• Letter to the Editor • Previous Articles     Next Articles

Ability of bryophytes to track areas of suitable climate depends on their habitat preferences

Zun Dai1, Jian Zhang2, and Jian Wang1*   

  1. 1 Bryology Laboratory, School of Life Science, East China Normal University, Shanghai 200241, China
    2 Research Center for Global Change and Complex Ecosystems, School of Ecological and Environmental Science, East China Normal University, Shanghai 200241, China

    *Author for correspondence. E‐mail: jwang@bio.ecnu.edu.cn
  • Received:2021-04-07 Accepted:2022-01-18 Online:2022-03-03 Published:2023-01-01

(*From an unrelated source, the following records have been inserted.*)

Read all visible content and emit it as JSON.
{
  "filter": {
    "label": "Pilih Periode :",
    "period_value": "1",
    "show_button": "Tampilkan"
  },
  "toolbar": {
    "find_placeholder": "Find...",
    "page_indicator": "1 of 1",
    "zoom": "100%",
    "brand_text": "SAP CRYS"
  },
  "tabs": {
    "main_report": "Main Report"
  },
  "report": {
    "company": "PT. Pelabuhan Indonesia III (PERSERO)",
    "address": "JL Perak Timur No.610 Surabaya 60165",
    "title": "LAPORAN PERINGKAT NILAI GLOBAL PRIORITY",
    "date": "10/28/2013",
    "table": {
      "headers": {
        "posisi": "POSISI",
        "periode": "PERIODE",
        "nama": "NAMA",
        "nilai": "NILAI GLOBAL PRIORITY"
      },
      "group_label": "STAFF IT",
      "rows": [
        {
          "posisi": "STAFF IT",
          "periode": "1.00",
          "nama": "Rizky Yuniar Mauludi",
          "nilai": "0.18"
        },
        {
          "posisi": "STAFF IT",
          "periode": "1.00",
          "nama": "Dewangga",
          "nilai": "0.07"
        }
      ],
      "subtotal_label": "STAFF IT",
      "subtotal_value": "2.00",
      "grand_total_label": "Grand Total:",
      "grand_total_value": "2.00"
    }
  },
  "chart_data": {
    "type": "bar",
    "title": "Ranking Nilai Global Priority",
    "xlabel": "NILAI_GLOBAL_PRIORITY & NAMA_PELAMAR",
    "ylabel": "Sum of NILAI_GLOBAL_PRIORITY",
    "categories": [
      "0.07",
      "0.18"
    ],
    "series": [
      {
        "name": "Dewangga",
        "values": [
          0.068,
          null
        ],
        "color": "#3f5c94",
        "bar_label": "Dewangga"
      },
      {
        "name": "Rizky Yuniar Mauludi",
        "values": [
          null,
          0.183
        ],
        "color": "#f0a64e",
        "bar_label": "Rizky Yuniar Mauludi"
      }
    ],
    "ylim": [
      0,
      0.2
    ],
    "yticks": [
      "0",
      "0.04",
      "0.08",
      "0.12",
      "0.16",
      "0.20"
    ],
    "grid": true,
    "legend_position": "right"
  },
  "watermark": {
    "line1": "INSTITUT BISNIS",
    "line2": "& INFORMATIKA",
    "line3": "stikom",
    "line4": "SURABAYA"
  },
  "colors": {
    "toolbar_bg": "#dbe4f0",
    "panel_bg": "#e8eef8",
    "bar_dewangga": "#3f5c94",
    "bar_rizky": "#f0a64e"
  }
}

The impact of climate change on biodiversity operates through a complex mixture of habitat loss and range shift through the emergence of newly suitable areas (Warren et al., 2013). The main question is therefore to determine whether species have the ability to balance the loss of suitable habitats by effectively shifting their ranges and track suitable areas under climate change (Nogués-Bravo et al., 2018). Zanatta et al. (2020) most recently simulated the dispersal of apparently extremely efficient dispersers, namely bryophytes, whose tiny spores (<20 µm on average) are wind-dispersed across large distances, under several climate change scenarios. They concluded that, despite their high dispersal capacities, bryophytes will lose suitable areas at a faster rate than they will colonize newly suitable areas. Paradoxically, mounting evidence points to striking range expansions in epiphytic floras in the context of the sharp decrease of SO2 concentrations since the 1980s and climate warming (Tuba et al., 2011). Here, we addressed this apparent controversy by reassessing the results of Zanatta et al. (2020) in the light of the repartitioning of the data per habitat type.